- Website and app data records:
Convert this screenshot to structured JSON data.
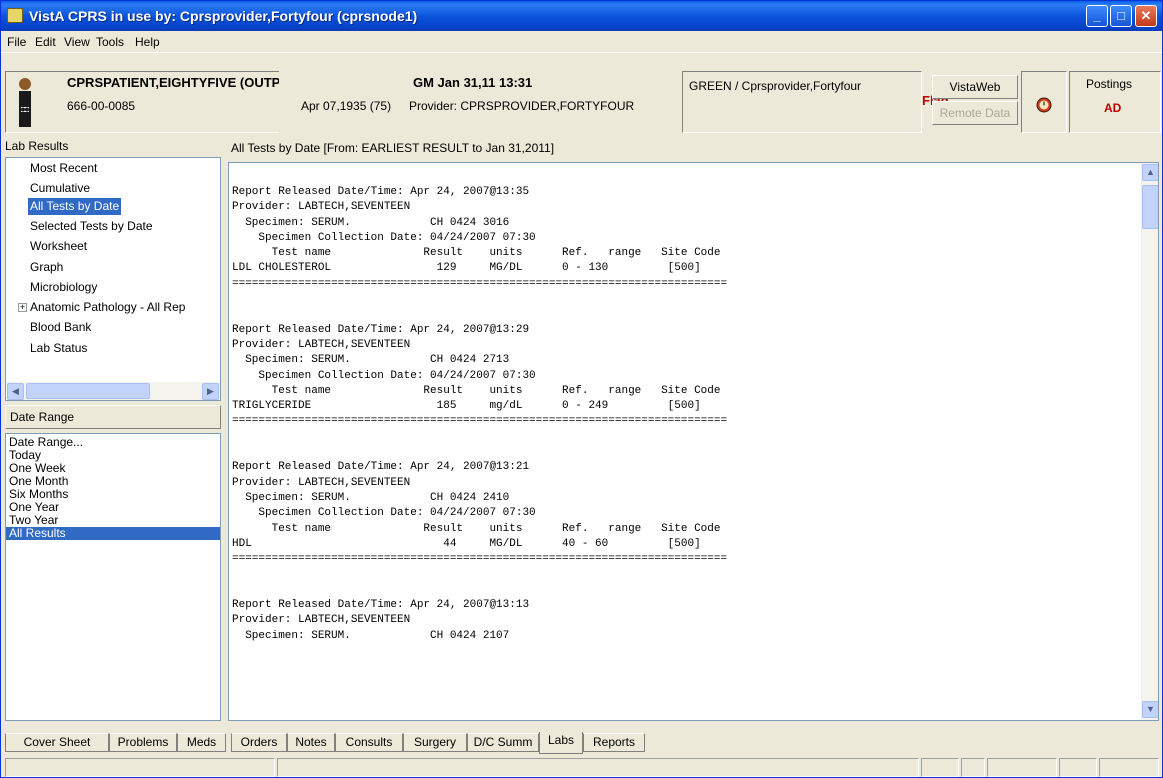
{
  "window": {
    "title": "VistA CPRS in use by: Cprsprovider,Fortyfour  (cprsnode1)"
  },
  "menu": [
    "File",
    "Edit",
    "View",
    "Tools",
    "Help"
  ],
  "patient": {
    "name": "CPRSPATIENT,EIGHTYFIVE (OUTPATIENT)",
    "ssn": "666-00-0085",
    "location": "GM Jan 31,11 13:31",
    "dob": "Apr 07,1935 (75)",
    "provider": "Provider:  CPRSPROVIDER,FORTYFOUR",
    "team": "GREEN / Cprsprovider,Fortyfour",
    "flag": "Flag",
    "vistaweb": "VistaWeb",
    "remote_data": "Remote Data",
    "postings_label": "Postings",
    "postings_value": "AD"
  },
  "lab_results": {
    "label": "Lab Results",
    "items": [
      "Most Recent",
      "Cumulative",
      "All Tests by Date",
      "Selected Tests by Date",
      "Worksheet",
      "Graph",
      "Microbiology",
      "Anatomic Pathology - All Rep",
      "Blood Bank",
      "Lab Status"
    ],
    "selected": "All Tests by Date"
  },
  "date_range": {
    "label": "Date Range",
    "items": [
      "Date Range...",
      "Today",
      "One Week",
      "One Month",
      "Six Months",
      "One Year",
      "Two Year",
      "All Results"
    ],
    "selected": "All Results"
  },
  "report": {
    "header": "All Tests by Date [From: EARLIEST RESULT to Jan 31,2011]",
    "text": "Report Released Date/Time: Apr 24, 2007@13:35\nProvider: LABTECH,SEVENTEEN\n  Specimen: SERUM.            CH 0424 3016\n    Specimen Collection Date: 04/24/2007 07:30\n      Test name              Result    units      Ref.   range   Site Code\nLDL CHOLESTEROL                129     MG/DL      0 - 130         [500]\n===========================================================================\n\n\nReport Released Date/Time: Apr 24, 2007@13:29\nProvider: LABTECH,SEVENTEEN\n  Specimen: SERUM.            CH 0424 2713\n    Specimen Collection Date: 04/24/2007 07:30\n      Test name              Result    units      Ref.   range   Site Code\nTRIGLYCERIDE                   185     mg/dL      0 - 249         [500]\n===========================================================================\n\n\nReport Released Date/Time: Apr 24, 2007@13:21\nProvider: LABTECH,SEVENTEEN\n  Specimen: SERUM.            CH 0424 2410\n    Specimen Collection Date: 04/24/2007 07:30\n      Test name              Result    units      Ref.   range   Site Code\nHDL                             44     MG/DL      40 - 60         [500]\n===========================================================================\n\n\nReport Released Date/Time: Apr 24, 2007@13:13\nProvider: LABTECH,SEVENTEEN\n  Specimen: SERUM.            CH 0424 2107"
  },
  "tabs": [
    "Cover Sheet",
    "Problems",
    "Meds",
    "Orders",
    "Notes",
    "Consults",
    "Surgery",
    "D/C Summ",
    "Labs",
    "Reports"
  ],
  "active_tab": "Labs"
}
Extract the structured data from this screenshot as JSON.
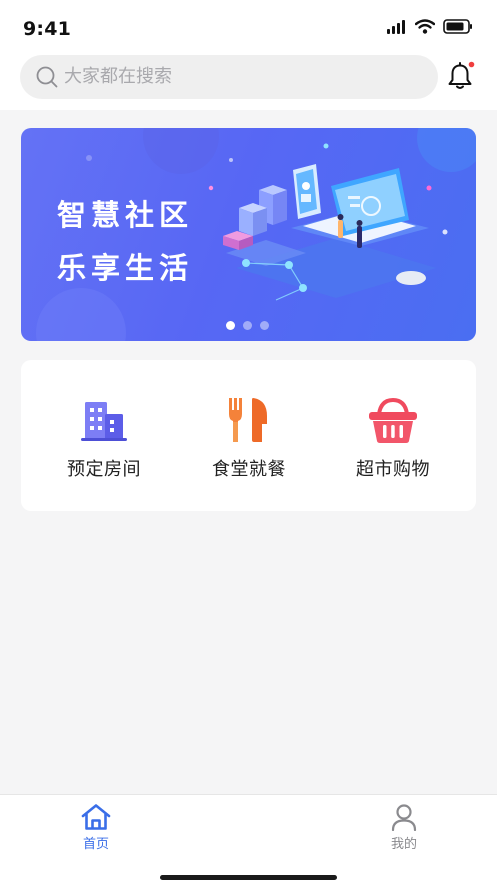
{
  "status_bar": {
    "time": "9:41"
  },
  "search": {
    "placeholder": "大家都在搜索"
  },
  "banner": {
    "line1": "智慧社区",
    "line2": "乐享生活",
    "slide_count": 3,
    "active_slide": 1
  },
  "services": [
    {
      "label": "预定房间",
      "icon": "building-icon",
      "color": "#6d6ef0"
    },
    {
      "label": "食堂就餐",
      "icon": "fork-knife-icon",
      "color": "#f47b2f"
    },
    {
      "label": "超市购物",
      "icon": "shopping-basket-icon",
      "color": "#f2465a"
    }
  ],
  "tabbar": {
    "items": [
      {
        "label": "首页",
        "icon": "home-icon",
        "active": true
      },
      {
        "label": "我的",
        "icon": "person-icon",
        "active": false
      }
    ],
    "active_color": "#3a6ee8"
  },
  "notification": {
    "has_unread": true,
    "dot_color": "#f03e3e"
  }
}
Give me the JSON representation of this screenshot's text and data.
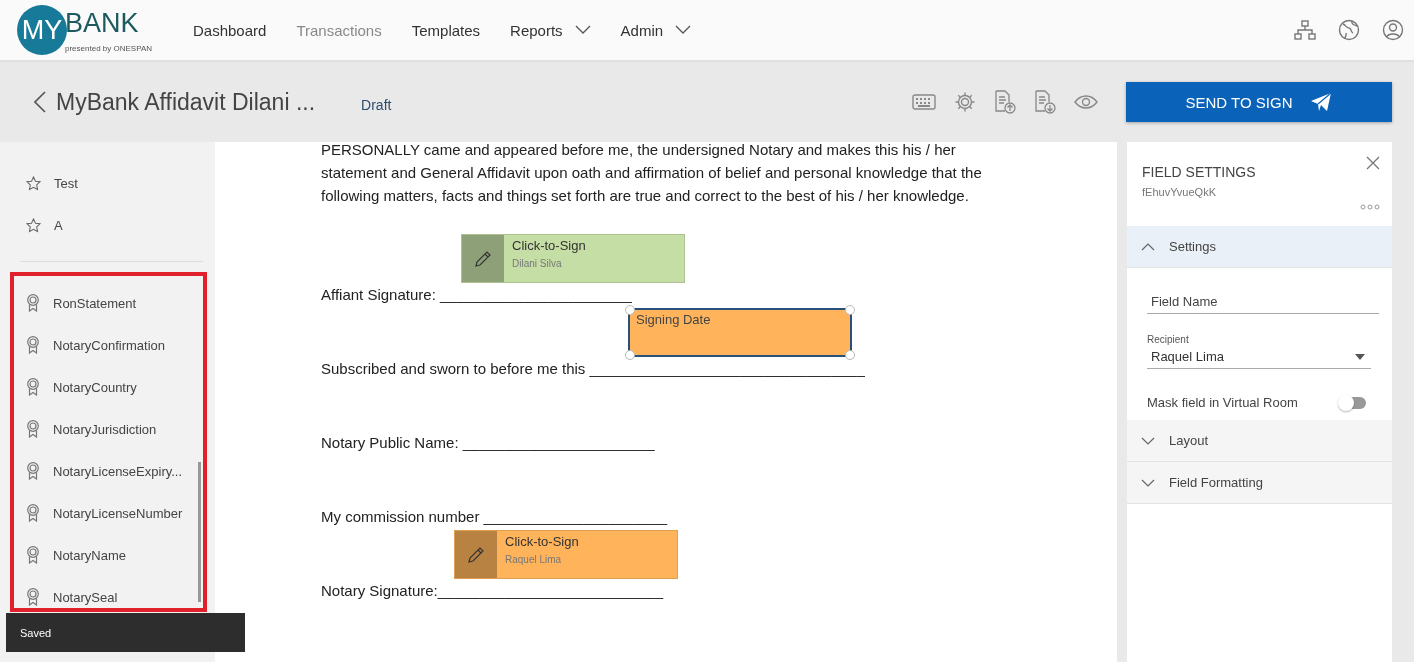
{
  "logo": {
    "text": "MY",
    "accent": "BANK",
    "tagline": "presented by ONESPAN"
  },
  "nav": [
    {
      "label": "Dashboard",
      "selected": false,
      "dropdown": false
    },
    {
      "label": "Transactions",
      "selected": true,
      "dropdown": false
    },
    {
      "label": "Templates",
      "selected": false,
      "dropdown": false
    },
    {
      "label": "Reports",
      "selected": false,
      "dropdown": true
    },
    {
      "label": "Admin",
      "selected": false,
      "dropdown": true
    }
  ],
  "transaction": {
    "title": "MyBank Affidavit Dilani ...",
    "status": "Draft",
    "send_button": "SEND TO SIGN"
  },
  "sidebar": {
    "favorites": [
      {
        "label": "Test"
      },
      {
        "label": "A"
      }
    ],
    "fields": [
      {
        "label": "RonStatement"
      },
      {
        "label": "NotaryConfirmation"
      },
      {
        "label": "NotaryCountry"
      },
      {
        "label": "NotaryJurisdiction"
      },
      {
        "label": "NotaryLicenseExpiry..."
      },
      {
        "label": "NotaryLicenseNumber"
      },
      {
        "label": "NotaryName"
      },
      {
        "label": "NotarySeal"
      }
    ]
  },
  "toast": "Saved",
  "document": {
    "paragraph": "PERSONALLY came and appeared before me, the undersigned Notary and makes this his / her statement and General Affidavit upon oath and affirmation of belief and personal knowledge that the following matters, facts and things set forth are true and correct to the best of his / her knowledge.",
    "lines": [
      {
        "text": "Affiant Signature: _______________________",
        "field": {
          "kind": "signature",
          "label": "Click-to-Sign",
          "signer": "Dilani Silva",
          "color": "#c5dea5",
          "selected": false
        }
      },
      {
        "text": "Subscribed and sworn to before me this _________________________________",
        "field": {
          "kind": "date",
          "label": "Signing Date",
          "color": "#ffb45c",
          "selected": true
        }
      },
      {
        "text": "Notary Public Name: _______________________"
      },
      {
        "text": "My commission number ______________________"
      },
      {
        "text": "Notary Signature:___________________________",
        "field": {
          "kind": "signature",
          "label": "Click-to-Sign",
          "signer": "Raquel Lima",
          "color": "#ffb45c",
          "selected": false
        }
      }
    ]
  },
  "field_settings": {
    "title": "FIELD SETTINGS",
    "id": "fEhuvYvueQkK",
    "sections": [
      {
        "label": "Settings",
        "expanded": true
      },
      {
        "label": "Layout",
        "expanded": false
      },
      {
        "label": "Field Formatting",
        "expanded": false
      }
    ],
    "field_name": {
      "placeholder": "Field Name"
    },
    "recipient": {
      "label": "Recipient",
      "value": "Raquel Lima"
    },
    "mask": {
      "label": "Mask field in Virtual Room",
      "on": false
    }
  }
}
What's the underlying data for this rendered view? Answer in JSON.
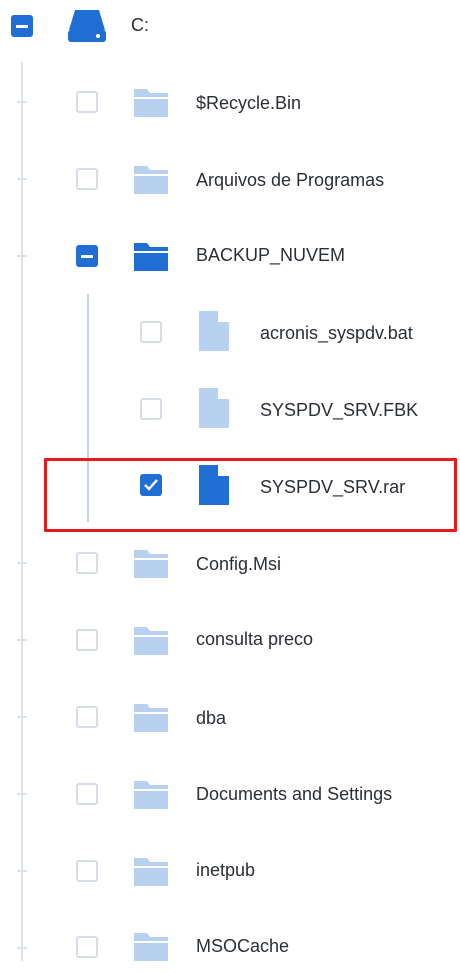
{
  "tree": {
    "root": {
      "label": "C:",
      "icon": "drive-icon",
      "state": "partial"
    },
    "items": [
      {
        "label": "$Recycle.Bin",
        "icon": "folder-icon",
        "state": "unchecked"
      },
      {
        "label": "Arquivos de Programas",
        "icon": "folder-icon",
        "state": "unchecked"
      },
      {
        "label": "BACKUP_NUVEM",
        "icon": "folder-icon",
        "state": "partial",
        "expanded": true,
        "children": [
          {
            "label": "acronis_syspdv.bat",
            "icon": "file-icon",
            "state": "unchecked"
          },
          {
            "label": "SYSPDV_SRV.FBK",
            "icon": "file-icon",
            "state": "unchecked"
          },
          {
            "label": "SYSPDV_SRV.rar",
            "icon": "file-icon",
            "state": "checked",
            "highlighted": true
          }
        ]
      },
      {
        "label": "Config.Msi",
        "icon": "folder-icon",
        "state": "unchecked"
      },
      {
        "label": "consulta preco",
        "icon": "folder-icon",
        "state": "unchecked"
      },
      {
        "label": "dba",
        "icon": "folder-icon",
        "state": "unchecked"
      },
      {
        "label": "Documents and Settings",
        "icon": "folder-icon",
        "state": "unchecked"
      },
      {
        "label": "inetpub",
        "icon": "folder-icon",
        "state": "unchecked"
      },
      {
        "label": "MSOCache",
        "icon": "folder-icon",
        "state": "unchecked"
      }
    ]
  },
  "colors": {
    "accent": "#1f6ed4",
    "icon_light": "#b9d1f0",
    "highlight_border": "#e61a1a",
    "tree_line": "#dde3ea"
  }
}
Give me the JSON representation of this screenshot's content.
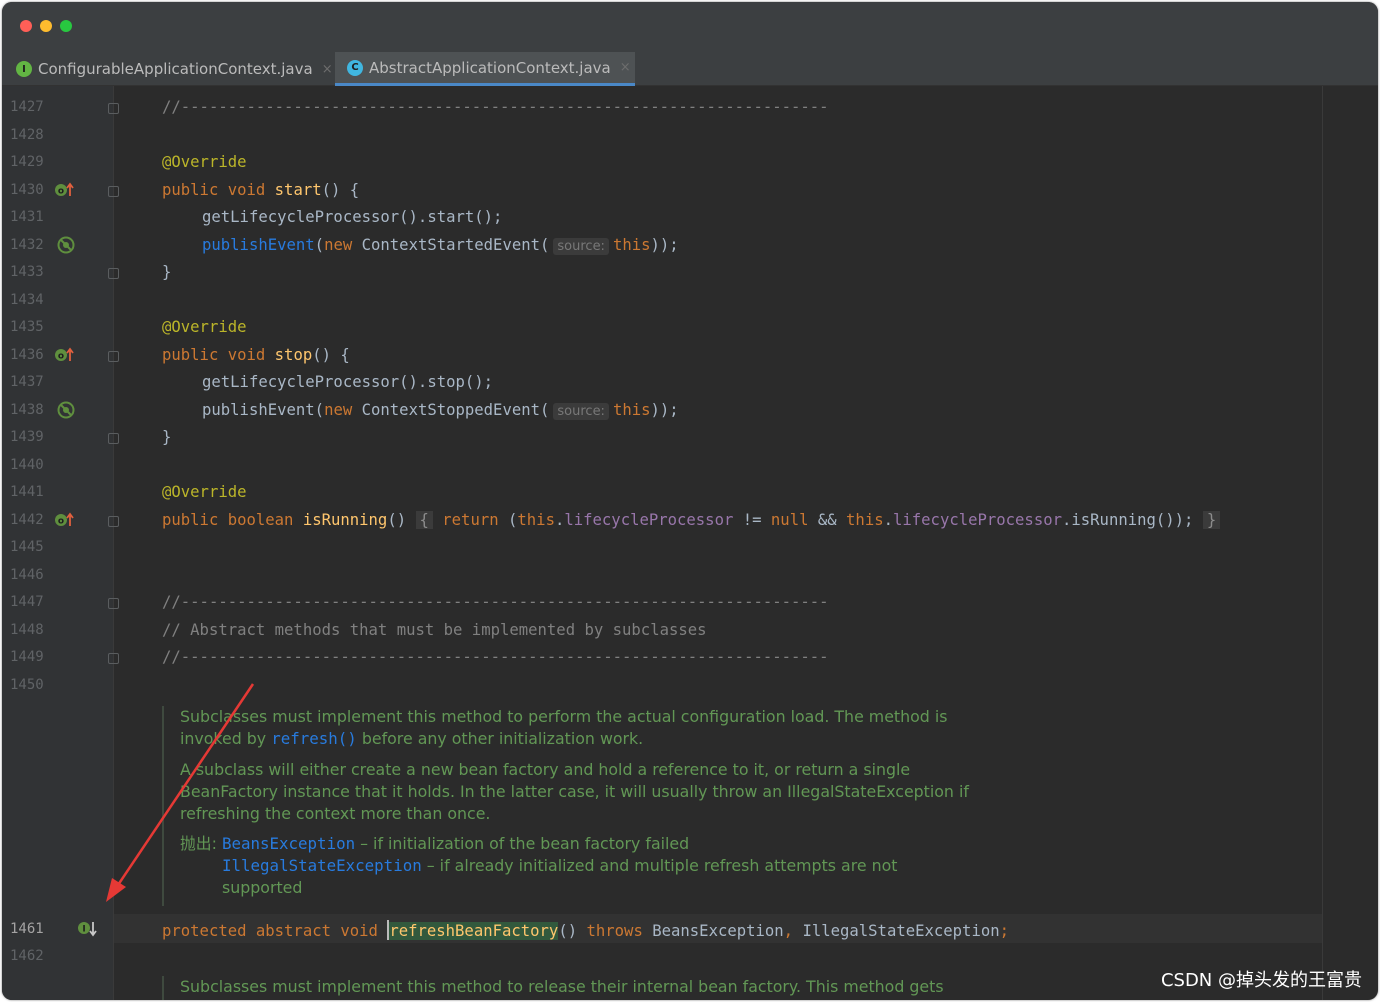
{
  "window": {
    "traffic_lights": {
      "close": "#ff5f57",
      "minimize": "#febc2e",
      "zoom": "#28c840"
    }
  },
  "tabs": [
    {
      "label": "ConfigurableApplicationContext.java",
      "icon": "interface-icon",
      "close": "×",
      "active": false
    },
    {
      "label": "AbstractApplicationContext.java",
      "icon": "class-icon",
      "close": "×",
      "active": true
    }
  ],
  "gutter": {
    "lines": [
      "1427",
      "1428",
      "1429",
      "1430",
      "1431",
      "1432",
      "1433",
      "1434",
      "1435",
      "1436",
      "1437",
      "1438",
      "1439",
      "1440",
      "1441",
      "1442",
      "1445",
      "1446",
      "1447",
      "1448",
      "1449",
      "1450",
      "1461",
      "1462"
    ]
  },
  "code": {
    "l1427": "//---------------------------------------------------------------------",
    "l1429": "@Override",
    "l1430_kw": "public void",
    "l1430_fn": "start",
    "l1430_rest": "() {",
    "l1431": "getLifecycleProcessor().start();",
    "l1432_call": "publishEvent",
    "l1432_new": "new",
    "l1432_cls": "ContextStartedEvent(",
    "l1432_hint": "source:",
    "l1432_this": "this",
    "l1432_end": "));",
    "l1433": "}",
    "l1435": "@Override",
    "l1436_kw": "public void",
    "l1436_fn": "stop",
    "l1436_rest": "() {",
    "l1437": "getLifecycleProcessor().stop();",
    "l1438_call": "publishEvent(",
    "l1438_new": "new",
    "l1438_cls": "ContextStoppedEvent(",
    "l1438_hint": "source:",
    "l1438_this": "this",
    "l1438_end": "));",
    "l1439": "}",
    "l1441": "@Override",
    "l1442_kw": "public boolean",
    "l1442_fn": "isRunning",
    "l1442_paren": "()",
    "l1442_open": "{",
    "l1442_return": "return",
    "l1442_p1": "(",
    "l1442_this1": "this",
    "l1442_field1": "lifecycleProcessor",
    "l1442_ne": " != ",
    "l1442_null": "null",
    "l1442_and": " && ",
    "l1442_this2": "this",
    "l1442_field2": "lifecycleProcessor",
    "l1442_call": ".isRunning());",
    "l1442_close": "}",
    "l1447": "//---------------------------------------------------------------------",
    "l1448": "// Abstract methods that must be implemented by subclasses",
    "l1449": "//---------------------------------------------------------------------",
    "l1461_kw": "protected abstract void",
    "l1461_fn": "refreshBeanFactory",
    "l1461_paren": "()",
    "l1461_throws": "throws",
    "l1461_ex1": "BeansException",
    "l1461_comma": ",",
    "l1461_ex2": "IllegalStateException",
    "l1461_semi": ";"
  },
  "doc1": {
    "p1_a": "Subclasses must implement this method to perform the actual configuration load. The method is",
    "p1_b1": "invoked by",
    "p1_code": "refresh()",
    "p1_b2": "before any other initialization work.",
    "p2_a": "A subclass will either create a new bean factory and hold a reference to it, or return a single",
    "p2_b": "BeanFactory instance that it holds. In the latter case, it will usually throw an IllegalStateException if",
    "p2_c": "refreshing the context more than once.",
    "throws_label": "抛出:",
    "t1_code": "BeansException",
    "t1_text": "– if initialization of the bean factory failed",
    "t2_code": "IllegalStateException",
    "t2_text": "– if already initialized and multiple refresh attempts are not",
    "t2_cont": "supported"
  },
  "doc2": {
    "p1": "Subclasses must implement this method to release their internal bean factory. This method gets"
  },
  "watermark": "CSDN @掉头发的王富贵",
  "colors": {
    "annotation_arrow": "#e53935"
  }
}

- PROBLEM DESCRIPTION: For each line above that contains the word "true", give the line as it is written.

- ANSWER BELOW:
        "active": true
    "has_unread": true,
      "selected": true,
      "dropdown": true
      "dropdown": true
    "paragraph": "PERSONALLY came and appeared before me, the undersigned Notary and makes this his / her statement and General Affidavit upon oath and affirmation of belief and personal knowledge that the following matters, facts and things set forth are true and correct to the best of his / her knowledge.",
          "selected": true
        "expanded": true
        "expanded": true,
            "highlighted": true
      "active": true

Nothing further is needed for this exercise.